What you are asked to do.
When you reach the line that contains "What data populates" in the entries below, begin returning lines exactly as written and continue through the last one.

Records for this exercise Block Start

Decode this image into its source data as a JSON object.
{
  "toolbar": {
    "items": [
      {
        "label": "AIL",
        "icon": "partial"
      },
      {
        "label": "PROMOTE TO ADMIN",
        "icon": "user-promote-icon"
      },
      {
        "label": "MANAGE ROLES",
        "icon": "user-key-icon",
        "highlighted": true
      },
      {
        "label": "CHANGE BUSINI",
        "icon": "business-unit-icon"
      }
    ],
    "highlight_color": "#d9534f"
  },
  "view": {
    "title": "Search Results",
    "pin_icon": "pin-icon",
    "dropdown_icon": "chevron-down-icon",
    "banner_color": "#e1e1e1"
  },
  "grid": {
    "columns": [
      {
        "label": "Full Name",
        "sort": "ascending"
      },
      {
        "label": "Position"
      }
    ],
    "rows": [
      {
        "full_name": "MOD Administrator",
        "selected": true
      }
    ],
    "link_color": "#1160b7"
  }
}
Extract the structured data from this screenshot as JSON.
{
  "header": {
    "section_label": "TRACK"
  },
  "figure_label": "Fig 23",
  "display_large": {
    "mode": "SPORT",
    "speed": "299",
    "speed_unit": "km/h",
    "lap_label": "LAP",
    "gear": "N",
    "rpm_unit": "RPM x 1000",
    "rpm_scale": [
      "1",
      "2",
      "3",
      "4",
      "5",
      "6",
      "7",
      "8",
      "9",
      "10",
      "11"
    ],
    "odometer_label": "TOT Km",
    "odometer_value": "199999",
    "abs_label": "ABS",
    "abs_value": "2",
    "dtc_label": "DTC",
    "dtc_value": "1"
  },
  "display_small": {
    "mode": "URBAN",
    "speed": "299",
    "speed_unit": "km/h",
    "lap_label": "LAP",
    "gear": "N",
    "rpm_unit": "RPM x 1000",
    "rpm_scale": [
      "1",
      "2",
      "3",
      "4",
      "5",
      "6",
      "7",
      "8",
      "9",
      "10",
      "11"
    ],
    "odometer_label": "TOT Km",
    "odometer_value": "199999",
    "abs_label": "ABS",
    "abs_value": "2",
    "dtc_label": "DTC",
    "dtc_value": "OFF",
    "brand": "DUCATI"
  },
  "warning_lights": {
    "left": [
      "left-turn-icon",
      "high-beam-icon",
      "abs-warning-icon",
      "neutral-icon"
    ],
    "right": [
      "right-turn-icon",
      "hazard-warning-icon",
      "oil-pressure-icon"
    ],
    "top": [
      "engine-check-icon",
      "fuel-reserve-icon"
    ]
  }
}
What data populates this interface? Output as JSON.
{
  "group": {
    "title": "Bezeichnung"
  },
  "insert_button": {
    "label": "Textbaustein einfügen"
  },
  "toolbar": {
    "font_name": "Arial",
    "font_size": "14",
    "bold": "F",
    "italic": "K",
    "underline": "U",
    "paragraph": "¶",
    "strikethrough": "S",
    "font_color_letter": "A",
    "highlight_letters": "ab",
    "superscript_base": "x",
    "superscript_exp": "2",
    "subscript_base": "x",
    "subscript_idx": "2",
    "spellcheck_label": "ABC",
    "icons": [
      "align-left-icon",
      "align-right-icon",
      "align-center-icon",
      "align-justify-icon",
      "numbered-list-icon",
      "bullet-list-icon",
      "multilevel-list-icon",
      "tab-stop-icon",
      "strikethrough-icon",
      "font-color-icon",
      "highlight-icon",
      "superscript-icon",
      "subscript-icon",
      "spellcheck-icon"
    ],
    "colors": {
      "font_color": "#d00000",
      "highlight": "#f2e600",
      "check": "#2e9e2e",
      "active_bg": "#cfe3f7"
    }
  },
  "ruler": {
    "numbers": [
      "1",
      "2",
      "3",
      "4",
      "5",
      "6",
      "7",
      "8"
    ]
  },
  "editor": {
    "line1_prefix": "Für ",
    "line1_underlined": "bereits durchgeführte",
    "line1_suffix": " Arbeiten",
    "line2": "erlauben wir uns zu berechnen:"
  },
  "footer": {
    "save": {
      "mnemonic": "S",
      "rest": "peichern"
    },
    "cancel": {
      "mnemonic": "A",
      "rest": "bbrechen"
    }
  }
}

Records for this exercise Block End

Exercise result.
What data populates this interface? Output as JSON.
{
  "group": {
    "title": "Bezeichnung"
  },
  "insert_button": {
    "label": "Textbaustein einfügen"
  },
  "toolbar": {
    "font_name": "Arial",
    "font_size": "14",
    "bold": "F",
    "italic": "K",
    "underline": "U",
    "paragraph": "¶",
    "strikethrough": "S",
    "font_color_letter": "A",
    "highlight_letters": "ab",
    "superscript_base": "x",
    "superscript_exp": "2",
    "subscript_base": "x",
    "subscript_idx": "2",
    "spellcheck_label": "ABC",
    "icons": [
      "align-left-icon",
      "align-right-icon",
      "align-center-icon",
      "align-justify-icon",
      "numbered-list-icon",
      "bullet-list-icon",
      "multilevel-list-icon",
      "tab-stop-icon",
      "strikethrough-icon",
      "font-color-icon",
      "highlight-icon",
      "superscript-icon",
      "subscript-icon",
      "spellcheck-icon"
    ],
    "colors": {
      "font_color": "#d00000",
      "highlight": "#f2e600",
      "check": "#2e9e2e",
      "active_bg": "#cfe3f7"
    }
  },
  "ruler": {
    "numbers": [
      "1",
      "2",
      "3",
      "4",
      "5",
      "6",
      "7",
      "8"
    ]
  },
  "editor": {
    "line1_prefix": "Für ",
    "line1_underlined": "bereits durchgeführte",
    "line1_suffix": " Arbeiten",
    "line2": "erlauben wir uns zu berechnen:"
  },
  "footer": {
    "save": {
      "mnemonic": "S",
      "rest": "peichern"
    },
    "cancel": {
      "mnemonic": "A",
      "rest": "bbrechen"
    }
  }
}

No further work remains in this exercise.